By Julia Ahlfeldt
South African retailers haven’t been doing too well. Recent trading updates indicate that, when looking at the major listed companies’ like-for-like turnover for the last reporting cycle, there is a concerning 7.3% contraction across the board for non-food sales.
Reduced access to unsecured credit, less discretionary income, financial issues at Edgars, an explosion of shopping centres, as well as traffic gridlock in urban epicentres, have been cited among key reasons for this downward trend.
While these factors will have had a substantial impact, a slow-but-steady migration to online shopping by younger and/ or time-strapped consumers, as well as poor customer experience on and offline, cannot be ignored.
In today’s digitally-driven world, consumers have plenty of choice and are not limited to the selection of products available on traditional retailers’ shelves, as they used to be.
Independent and international labels are now increasingly accessible both in the real world and online. Much like live streaming and YouTube have given us another option to TV, so too has the internet given shoppers another place to spend.
Eating the elephant bite by bite
Although accounting for around 1% of retail spend – or R9-billion of the total R900-billion retail market – Takealot and other e-tailers are increasingly gobbling up their slice of the retail pie, especially among higher income consumers.
Growing at an annual rate of 20%, Rand by Rand this is slowly but surely taking market share away from retail incumbents who remain largely unconcerned – and even a little ignorant – about the fundamental, and likely irreversible, shift in consumer behaviour.
As bandwidth speeds improve, mobile payment experiences become slicker and consumers’ comfort with spending online improves, expect this number to rise. World Wide Worx‘s Arthur Goldstuck expects it to double within five years.
In developed markets such as the USA and UK where smartphones are ubiquitous, e-commerce accounts for 10% of total retail spend – a sure sign of things to come at home as more South Africans come online via mobile.
Give them what they want
Traditional retailers have also not kept up with the online experience offered by digital market disruptors such as Superbalist and Yuppiechef whose platforms have been set up to serve the consumer.
As recent research by Visa suggests, consumers shop online for the special offers, lower prices, comparisons and reviews, as well as to save time. And they’re doing it from their desktop computer or laptops (59%) and phones (27%). Fewer feet in store also means less impulse buying, a profitable revenue stream for retailers.
Legacy operations that see online and in-store as two completely separate customer touchpoints also need to be challenged. Omichannel experiences – those that allow customers to effortlessly shop across multiple channels – will be the new norm.
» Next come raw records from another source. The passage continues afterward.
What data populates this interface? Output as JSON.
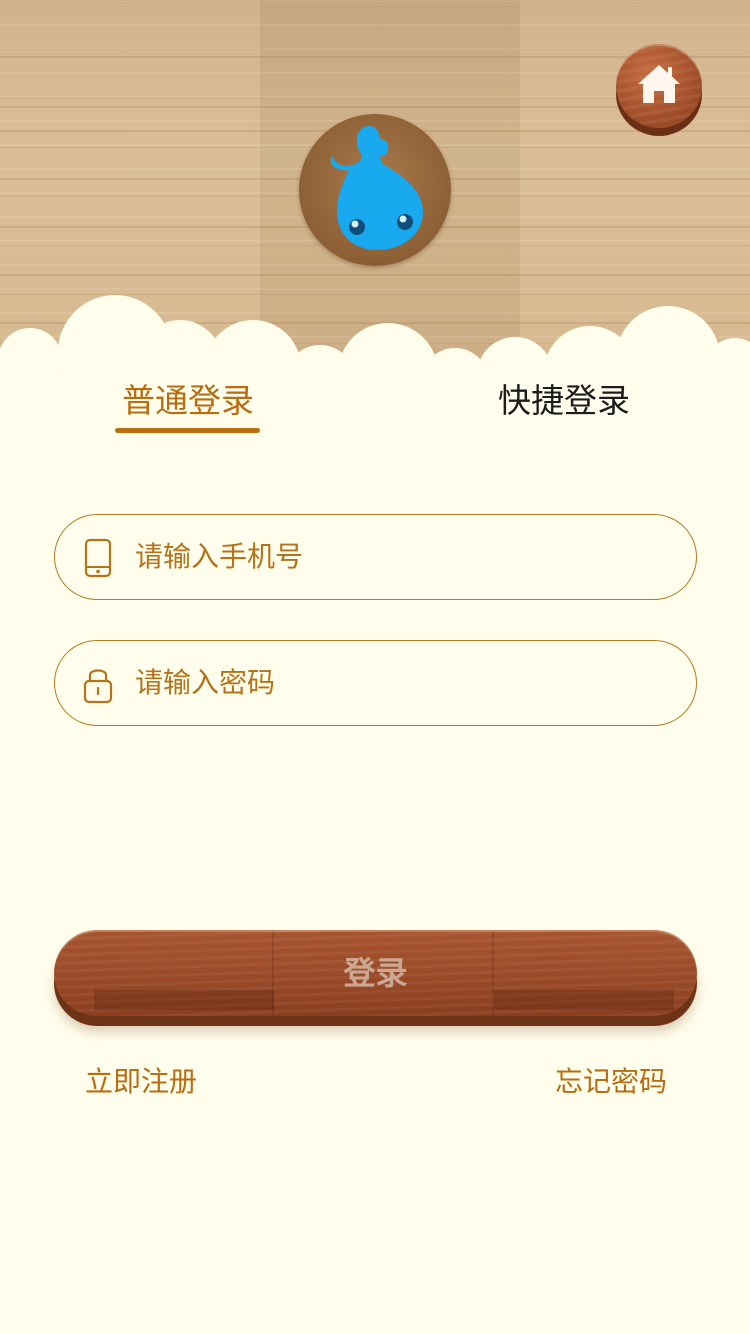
{
  "header": {
    "home_icon": "home-icon",
    "logo_icon": "blue-water-drop-mascot"
  },
  "tabs": [
    {
      "label": "普通登录",
      "active": true
    },
    {
      "label": "快捷登录",
      "active": false
    }
  ],
  "form": {
    "phone": {
      "placeholder": "请输入手机号",
      "value": "",
      "icon": "mobile-phone-icon"
    },
    "password": {
      "placeholder": "请输入密码",
      "value": "",
      "icon": "lock-icon"
    }
  },
  "login_button": {
    "label": "登录"
  },
  "links": {
    "register": "立即注册",
    "forgot": "忘记密码"
  },
  "colors": {
    "accent": "#b86d10",
    "background": "#fffdec",
    "wood": "#9a4a27",
    "mascot": "#18a9ee"
  }
}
Take USA retailer Nordstrom for instance. It seamlessly integrates its digital and in-store experiences through the use of tablet-wielding sales associates who help consumers find and purchase products that aren’t available instore, or process an exchange from anywhere on the sales floor.
Consumers can also use the Nordstrom app to reserve items to try on later, or check stock availability by scanning the tag.
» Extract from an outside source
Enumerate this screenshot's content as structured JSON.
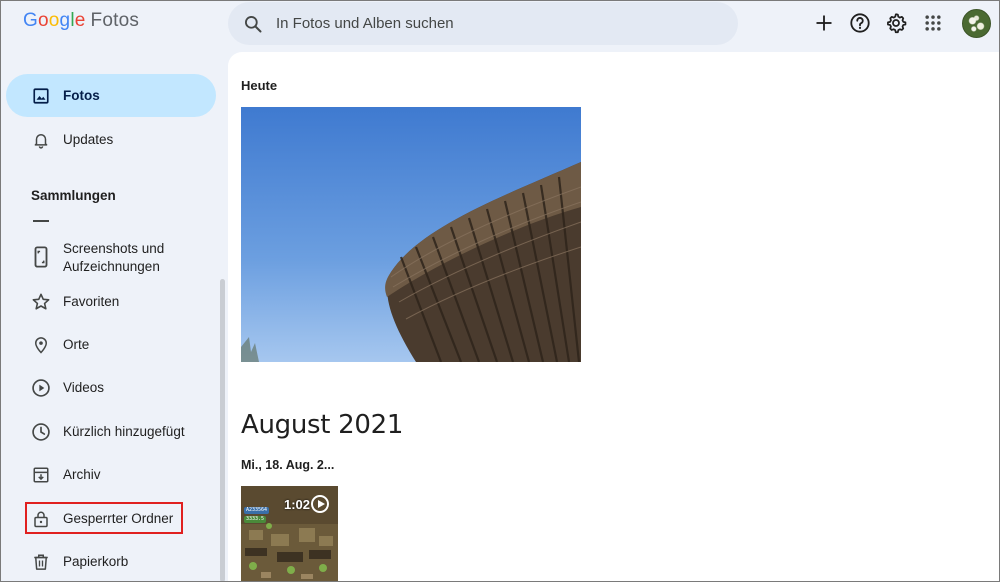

Then there’s the increasing use of social networks as a customer service tool. Research has shown that 46% of online customers expect brands to provide customer service on social media, but only 23% actually do.
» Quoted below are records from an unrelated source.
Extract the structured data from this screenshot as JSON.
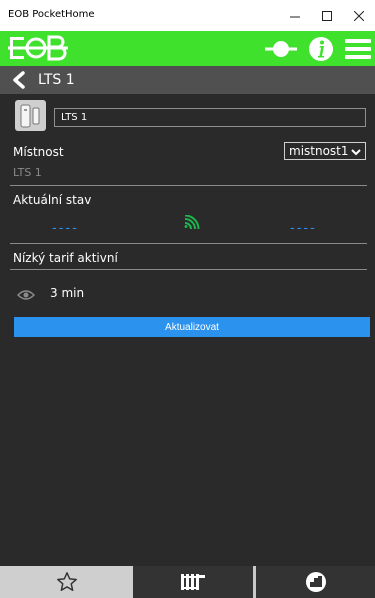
{
  "window": {
    "title": "EOB PocketHome"
  },
  "header": {
    "logo": "EOB",
    "icons": [
      "connect-icon",
      "info-icon",
      "menu-icon"
    ]
  },
  "page": {
    "title": "LTS 1"
  },
  "device": {
    "name_value": "LTS 1",
    "room_label": "Místnost",
    "room_value": "mistnost1",
    "subtitle": "LTS 1"
  },
  "status": {
    "label": "Aktuální stav",
    "left_value": "----",
    "right_value": "----"
  },
  "tariff": {
    "label": "Nízký tarif aktivní"
  },
  "refresh": {
    "interval": "3 min"
  },
  "actions": {
    "update_label": "Aktualizovat"
  },
  "bottom_nav": {
    "items": [
      "favorites-icon",
      "radiator-icon",
      "statistics-icon"
    ]
  },
  "colors": {
    "brand_green": "#3fe12c",
    "accent_blue": "#2b92ee",
    "background": "#2a2a2a"
  }
}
Additionally, 70% of companies ignore customer complaints on Twitter. Implications of not engaging with customers when they want answers can be brutal; sharing and retweeting fuels the fire of negative complaints and, among younger consumers who have grown up expecting online engagement, snubbing them will likely see them leave to never return.
The list goes on, and it will continue to do so as we become more digitally sophisticated.
A new normal
While online grocery shopping remains in its infancy, largely due to issues of perishability, solutions are not far away. Uber is already trialling UberFresh and UberEats, which keeps food fresh by making deliveries same-day via a collaboration with a courier service.
There’s no doubt that the battle for the minds-and-wallets of South African consumers is well and truly underway.
While e-commerce will not usurp traditional retailers anytime soon brands need to place the consumer at the heart of their strategy if they want to remain relevant to the next generation of consumers.
To achieve this, online and bricks n mortar need to complement each other. Integration of IT and traditional operations is thus essential, and the development of apps that seamlessly connect the physical with the virtual, providing inventory insight in real-time, will be a necessity.
Leveraging digital data analytics is another golden opportunity for e- and retailers. In it lies deep insight into what shoppers really want, think and expect. E-tailers have long since used insights and predicative analytics to create tailored shopping experiences and personalised product recommendations.
Consumer expectations are evolving with the times, and they may soon demand the same level of customisation from traditional in-store experiences.
A new era of on-demand retail
This shift isn’t small. Taking a giant leap into a new era of commerce, customer engagement and growth will cost money and require major technological overhauls. For those retailers who do it, the returns will be significant: greater market share, higher conversion rates and improved customer retention.
To avoid another quarter of negative contraction in non-food items, retailers would be wise to take their customers’ online behaviours on board.
This article was originally published in the business section of iAfrica: December 2016